Another very important advantage for CA is a two month longer stone fruit harvest season. Plus they have all the infrastructure. Unless it quits raining all together in CA they will continue to smother lesser growing areas. The acreage of stone fruit in CA is probably 10% that of nut crops mainly almonds. That’s the real water user among tree crops. Then there’s the huge dairies and crops for all those cows. They also grow large acreages of field crops like cotton. Move all the later out of state. Cotton and cows do great in TX but not stone fruit or almonds.
You are right. NC was a much larger producer of Peaches 30 years ago, but several hard freezes in a row put a lot of the large growers out of business. As a result, most of the NC peach breeding research was directed at developing variety with very high chill hours to help the trees from blooming during a warm spell. Contender at 1050 chill hours is one of those peaches. Peach Tree Short Life Disease is a big problem in the sandhills area of NC where a lot of commercial peaches are grown. Not sure if CA has this same problem, but expected yields here are pretty good - about 4 BU/tree on the mid/late variety. I averaged over 1 BU/tree on the peaches I cropped for the first time this year and I expect to double it next year. The main constraint to making money on any type of small farm is selling most of what you grow at a fair price. Growing the produce is a lot easier than selling it for a fair price. We find it tough to sell an acre of any one crop for a fair price, even with over 1M people within 30 miles of our farm.
Amen to that!! I sell mine for half what it’s worth.
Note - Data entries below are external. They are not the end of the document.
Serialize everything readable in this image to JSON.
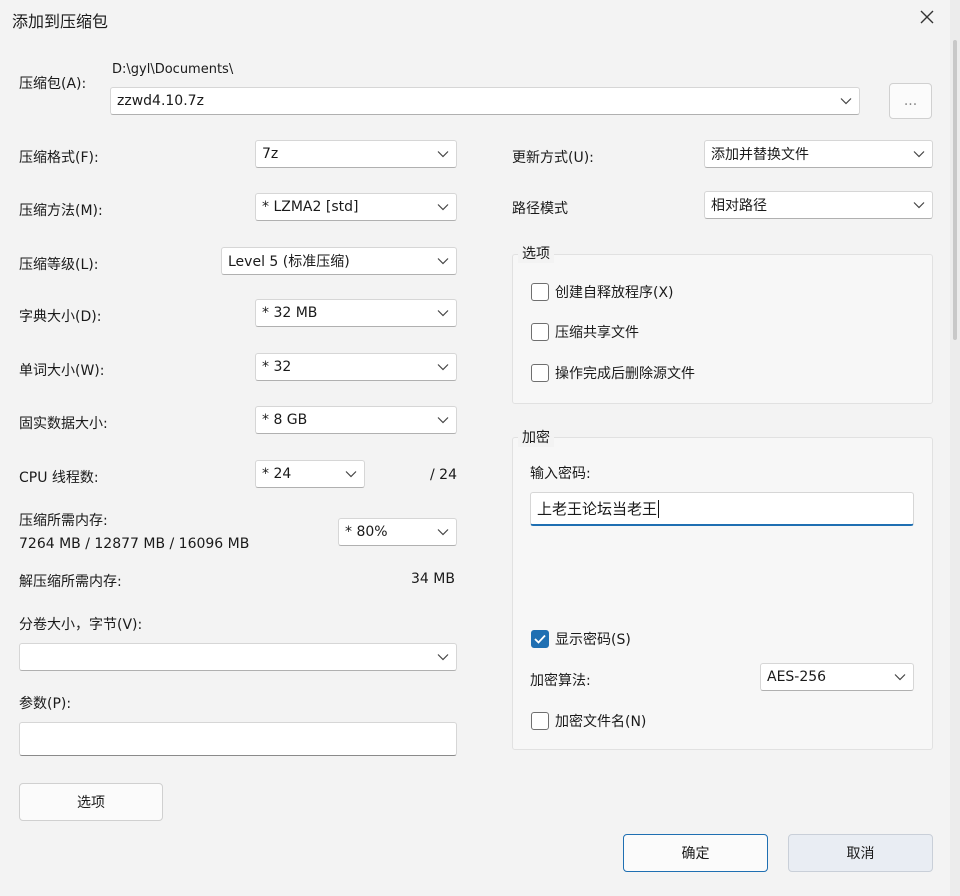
{
  "window": {
    "title": "添加到压缩包"
  },
  "archive": {
    "label": "压缩包(A):",
    "path": "D:\\gyl\\Documents\\",
    "filename": "zzwd4.10.7z",
    "browse_label": "..."
  },
  "left": {
    "format_label": "压缩格式(F):",
    "format_value": "7z",
    "method_label": "压缩方法(M):",
    "method_value": "* LZMA2 [std]",
    "level_label": "压缩等级(L):",
    "level_value": "Level 5 (标准压缩)",
    "dict_label": "字典大小(D):",
    "dict_value": "* 32 MB",
    "word_label": "单词大小(W):",
    "word_value": "* 32",
    "solid_label": "固实数据大小:",
    "solid_value": "* 8 GB",
    "threads_label": "CPU 线程数:",
    "threads_value": "* 24",
    "threads_max": "/ 24",
    "mem_label": "压缩所需内存:",
    "mem_detail": "7264 MB / 12877 MB / 16096 MB",
    "mem_value": "* 80%",
    "decomp_label": "解压缩所需内存:",
    "decomp_value": "34 MB",
    "volume_label": "分卷大小，字节(V):",
    "volume_value": "",
    "params_label": "参数(P):",
    "params_value": "",
    "options_button": "选项"
  },
  "right": {
    "update_label": "更新方式(U):",
    "update_value": "添加并替换文件",
    "path_label": "路径模式",
    "path_value": "相对路径",
    "options_group": "选项",
    "opt_sfx": "创建自释放程序(X)",
    "opt_shared": "压缩共享文件",
    "opt_delete": "操作完成后删除源文件",
    "encrypt_group": "加密",
    "password_label": "输入密码:",
    "password_value": "上老王论坛当老王",
    "show_password": "显示密码(S)",
    "show_password_checked": true,
    "algo_label": "加密算法:",
    "algo_value": "AES-256",
    "encrypt_names": "加密文件名(N)"
  },
  "footer": {
    "ok": "确定",
    "cancel": "取消"
  },
  "colors": {
    "accent": "#1f6fb2",
    "background": "#f3f3f3"
  }
}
Fortunately I don’t rely on that for a living. Anyone who tries it for profit has my respect!!!